Just a short post this week since spare time has been quite sparse.  🙂

I’ve been spending most of my free time studying for Midterms and haven’t had much time to spare for “fun” reading, so this post will be about two books that I was really excited to add to my want-to-read list.

Spork by Kyo Maclear is a children’s picture book about, you guessed it, a spork!  Poor little Spork doesn’t fit in with the rest of the cutlery in the drawer; the spoons think him too point and the forks too round.  Will he every be picked for mealtime?

The art style for this picture book is right up my alley and is something that immediately drew my eye to the title.  In addition to teaching young children about tolerance of others and learning that individuality is a-ok, “Spork” looks like it could very easily be one of the cutest little books I’ve read this year.

And the second book that I’m excited to read (I’ve just checked it out from the library) is Mort(e) by Robert Repino.

Mort(e) is a very unique take on human extinction…  The Colony, a race of intelligent ants that have been working for thousands of years to eradicate humans are taking the next step in their war effort.   They turn the surface animals into high-functioning beings who will rise up to kill their human masters.

The main character of this novel is Mort(e).  A former housecat turned war hero, Mort(e) is looking for his pre-transformation friend – a dog named Sheba.  In order to find his long lost friend, Mort(e) will travel to one of the last human strongholds and there he will discover the source of EMSAH (a human bio-weapon) and perhaps will find the answers to his questions.

Really, it sounds like the coolest animal point-of-view story that I’ve read since Raptor Red by Robert T. Bakker.

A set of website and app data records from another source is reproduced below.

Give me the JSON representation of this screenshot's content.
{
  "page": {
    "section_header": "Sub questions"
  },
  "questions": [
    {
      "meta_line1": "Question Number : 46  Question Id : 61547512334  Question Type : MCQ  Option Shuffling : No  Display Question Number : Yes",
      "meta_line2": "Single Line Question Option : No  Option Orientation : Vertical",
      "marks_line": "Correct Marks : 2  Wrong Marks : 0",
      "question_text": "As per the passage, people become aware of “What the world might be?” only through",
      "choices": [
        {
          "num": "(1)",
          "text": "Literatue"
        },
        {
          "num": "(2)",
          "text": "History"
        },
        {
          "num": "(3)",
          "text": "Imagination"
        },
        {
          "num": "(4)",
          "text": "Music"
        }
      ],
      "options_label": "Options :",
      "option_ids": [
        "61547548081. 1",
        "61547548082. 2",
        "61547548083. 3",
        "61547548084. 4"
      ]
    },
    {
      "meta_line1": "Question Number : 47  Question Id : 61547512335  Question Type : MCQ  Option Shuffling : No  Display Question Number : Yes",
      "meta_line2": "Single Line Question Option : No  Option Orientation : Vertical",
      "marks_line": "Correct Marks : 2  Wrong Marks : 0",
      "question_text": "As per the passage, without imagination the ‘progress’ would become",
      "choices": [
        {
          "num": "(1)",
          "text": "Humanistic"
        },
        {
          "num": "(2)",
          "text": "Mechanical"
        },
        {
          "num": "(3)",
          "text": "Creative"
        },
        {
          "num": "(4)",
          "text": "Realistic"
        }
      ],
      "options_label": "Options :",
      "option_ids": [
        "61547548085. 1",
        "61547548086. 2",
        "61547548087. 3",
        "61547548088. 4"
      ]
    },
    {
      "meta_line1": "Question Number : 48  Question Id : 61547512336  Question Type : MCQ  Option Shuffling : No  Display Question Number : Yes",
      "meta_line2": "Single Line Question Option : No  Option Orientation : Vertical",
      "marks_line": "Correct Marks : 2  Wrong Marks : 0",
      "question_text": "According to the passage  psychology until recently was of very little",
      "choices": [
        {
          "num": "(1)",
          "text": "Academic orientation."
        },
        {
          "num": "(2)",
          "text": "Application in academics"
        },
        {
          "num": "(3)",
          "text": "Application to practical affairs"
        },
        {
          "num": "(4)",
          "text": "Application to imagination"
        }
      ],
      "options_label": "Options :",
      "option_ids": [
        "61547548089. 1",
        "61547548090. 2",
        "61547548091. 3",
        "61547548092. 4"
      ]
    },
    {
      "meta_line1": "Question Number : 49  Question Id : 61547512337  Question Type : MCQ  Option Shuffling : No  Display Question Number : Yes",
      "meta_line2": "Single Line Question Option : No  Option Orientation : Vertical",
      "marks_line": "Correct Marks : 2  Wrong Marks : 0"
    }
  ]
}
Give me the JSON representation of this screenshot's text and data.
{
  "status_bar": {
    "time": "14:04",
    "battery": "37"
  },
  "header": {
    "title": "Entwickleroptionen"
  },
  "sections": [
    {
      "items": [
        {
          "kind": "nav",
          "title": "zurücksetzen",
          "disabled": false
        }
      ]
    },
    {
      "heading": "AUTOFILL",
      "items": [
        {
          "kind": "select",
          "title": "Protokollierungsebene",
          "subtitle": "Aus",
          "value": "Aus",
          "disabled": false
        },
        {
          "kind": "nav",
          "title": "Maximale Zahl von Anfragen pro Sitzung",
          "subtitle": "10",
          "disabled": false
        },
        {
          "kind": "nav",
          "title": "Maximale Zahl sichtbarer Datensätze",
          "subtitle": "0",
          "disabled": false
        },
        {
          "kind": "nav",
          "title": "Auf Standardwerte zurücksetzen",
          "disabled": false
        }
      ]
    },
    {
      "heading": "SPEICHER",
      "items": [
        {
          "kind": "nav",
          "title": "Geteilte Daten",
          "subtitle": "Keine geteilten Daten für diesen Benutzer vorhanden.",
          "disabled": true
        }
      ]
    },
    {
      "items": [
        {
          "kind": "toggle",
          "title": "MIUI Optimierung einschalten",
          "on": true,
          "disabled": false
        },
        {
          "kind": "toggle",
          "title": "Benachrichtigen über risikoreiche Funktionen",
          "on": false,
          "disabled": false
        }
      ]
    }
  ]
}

Once the craziness of Midterms has passed, I plan to crack open “Mort(e)” and read it in the evening, while keeping “Spork” for my next 15-minute break at work.

Are you reading anything interesting?